PROBLEM REQUIREMENTS:
Write out the data below in full, please. Keep every character as given.

Data records for software interfaces:

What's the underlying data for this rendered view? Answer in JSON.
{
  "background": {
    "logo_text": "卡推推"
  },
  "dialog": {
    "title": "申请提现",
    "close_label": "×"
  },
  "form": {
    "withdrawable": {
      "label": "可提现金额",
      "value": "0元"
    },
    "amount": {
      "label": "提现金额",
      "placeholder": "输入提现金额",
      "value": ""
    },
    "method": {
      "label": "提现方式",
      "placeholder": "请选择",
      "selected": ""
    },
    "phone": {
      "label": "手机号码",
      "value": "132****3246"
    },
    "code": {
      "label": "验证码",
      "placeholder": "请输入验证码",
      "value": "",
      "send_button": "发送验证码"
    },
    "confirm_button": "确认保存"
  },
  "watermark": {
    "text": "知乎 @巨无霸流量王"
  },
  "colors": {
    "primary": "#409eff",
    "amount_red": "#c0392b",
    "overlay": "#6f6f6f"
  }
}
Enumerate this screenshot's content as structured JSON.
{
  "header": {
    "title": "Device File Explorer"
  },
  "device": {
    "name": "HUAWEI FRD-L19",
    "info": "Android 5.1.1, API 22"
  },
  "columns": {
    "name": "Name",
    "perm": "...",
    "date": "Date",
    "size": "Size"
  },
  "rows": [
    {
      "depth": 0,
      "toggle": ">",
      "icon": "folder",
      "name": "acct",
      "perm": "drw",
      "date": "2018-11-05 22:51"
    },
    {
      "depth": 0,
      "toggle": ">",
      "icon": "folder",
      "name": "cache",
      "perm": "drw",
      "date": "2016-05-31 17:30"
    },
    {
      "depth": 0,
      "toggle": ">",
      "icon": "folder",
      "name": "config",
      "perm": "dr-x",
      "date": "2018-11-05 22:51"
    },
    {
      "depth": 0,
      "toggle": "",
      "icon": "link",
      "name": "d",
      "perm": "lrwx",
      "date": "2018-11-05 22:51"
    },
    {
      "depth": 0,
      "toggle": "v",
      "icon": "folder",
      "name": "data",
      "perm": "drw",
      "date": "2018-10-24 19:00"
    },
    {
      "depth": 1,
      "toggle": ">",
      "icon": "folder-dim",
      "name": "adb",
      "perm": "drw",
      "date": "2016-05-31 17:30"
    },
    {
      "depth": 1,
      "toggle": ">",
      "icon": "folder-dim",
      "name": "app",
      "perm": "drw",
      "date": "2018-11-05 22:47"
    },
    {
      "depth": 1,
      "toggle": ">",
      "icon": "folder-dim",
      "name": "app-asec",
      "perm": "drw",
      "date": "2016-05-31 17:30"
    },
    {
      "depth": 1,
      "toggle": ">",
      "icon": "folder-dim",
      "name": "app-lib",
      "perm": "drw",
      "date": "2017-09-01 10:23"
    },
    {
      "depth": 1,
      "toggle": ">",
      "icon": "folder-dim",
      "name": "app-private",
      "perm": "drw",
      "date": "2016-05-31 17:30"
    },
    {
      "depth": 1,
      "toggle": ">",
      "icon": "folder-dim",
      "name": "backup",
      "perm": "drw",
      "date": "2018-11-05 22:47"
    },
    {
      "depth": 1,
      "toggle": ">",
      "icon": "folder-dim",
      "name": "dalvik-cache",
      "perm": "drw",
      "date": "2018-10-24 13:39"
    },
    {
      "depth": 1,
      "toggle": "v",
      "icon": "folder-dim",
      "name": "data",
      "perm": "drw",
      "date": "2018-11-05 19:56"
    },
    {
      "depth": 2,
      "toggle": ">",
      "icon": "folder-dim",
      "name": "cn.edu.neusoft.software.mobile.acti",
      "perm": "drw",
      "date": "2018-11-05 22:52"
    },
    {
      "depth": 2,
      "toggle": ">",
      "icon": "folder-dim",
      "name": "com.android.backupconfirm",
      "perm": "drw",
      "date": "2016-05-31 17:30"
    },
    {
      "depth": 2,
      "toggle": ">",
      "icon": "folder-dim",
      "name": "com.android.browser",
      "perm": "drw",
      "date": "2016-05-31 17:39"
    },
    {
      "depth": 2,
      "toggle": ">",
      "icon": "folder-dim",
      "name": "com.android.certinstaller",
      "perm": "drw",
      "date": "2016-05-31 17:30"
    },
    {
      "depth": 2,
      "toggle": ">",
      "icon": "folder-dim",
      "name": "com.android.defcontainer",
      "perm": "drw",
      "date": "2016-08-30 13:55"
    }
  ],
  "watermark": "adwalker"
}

ANSWER SPACE:
What's the underlying data for this rendered view? Answer in JSON.
{
  "background": {
    "logo_text": "卡推推"
  },
  "dialog": {
    "title": "申请提现",
    "close_label": "×"
  },
  "form": {
    "withdrawable": {
      "label": "可提现金额",
      "value": "0元"
    },
    "amount": {
      "label": "提现金额",
      "placeholder": "输入提现金额",
      "value": ""
    },
    "method": {
      "label": "提现方式",
      "placeholder": "请选择",
      "selected": ""
    },
    "phone": {
      "label": "手机号码",
      "value": "132****3246"
    },
    "code": {
      "label": "验证码",
      "placeholder": "请输入验证码",
      "value": "",
      "send_button": "发送验证码"
    },
    "confirm_button": "确认保存"
  },
  "watermark": {
    "text": "知乎 @巨无霸流量王"
  },
  "colors": {
    "primary": "#409eff",
    "amount_red": "#c0392b",
    "overlay": "#6f6f6f"
  }
}
Enumerate this screenshot's content as structured JSON.
{
  "header": {
    "title": "Device File Explorer"
  },
  "device": {
    "name": "HUAWEI FRD-L19",
    "info": "Android 5.1.1, API 22"
  },
  "columns": {
    "name": "Name",
    "perm": "...",
    "date": "Date",
    "size": "Size"
  },
  "rows": [
    {
      "depth": 0,
      "toggle": ">",
      "icon": "folder",
      "name": "acct",
      "perm": "drw",
      "date": "2018-11-05 22:51"
    },
    {
      "depth": 0,
      "toggle": ">",
      "icon": "folder",
      "name": "cache",
      "perm": "drw",
      "date": "2016-05-31 17:30"
    },
    {
      "depth": 0,
      "toggle": ">",
      "icon": "folder",
      "name": "config",
      "perm": "dr-x",
      "date": "2018-11-05 22:51"
    },
    {
      "depth": 0,
      "toggle": "",
      "icon": "link",
      "name": "d",
      "perm": "lrwx",
      "date": "2018-11-05 22:51"
    },
    {
      "depth": 0,
      "toggle": "v",
      "icon": "folder",
      "name": "data",
      "perm": "drw",
      "date": "2018-10-24 19:00"
    },
    {
      "depth": 1,
      "toggle": ">",
      "icon": "folder-dim",
      "name": "adb",
      "perm": "drw",
      "date": "2016-05-31 17:30"
    },
    {
      "depth": 1,
      "toggle": ">",
      "icon": "folder-dim",
      "name": "app",
      "perm": "drw",
      "date": "2018-11-05 22:47"
    },
    {
      "depth": 1,
      "toggle": ">",
      "icon": "folder-dim",
      "name": "app-asec",
      "perm": "drw",
      "date": "2016-05-31 17:30"
    },
    {
      "depth": 1,
      "toggle": ">",
      "icon": "folder-dim",
      "name": "app-lib",
      "perm": "drw",
      "date": "2017-09-01 10:23"
    },
    {
      "depth": 1,
      "toggle": ">",
      "icon": "folder-dim",
      "name": "app-private",
      "perm": "drw",
      "date": "2016-05-31 17:30"
    },
    {
      "depth": 1,
      "toggle": ">",
      "icon": "folder-dim",
      "name": "backup",
      "perm": "drw",
      "date": "2018-11-05 22:47"
    },
    {
      "depth": 1,
      "toggle": ">",
      "icon": "folder-dim",
      "name": "dalvik-cache",
      "perm": "drw",
      "date": "2018-10-24 13:39"
    },
    {
      "depth": 1,
      "toggle": "v",
      "icon": "folder-dim",
      "name": "data",
      "perm": "drw",
      "date": "2018-11-05 19:56"
    },
    {
      "depth": 2,
      "toggle": ">",
      "icon": "folder-dim",
      "name": "cn.edu.neusoft.software.mobile.acti",
      "perm": "drw",
      "date": "2018-11-05 22:52"
    },
    {
      "depth": 2,
      "toggle": ">",
      "icon": "folder-dim",
      "name": "com.android.backupconfirm",
      "perm": "drw",
      "date": "2016-05-31 17:30"
    },
    {
      "depth": 2,
      "toggle": ">",
      "icon": "folder-dim",
      "name": "com.android.browser",
      "perm": "drw",
      "date": "2016-05-31 17:39"
    },
    {
      "depth": 2,
      "toggle": ">",
      "icon": "folder-dim",
      "name": "com.android.certinstaller",
      "perm": "drw",
      "date": "2016-05-31 17:30"
    },
    {
      "depth": 2,
      "toggle": ">",
      "icon": "folder-dim",
      "name": "com.android.defcontainer",
      "perm": "drw",
      "date": "2016-08-30 13:55"
    }
  ],
  "watermark": "adwalker"
}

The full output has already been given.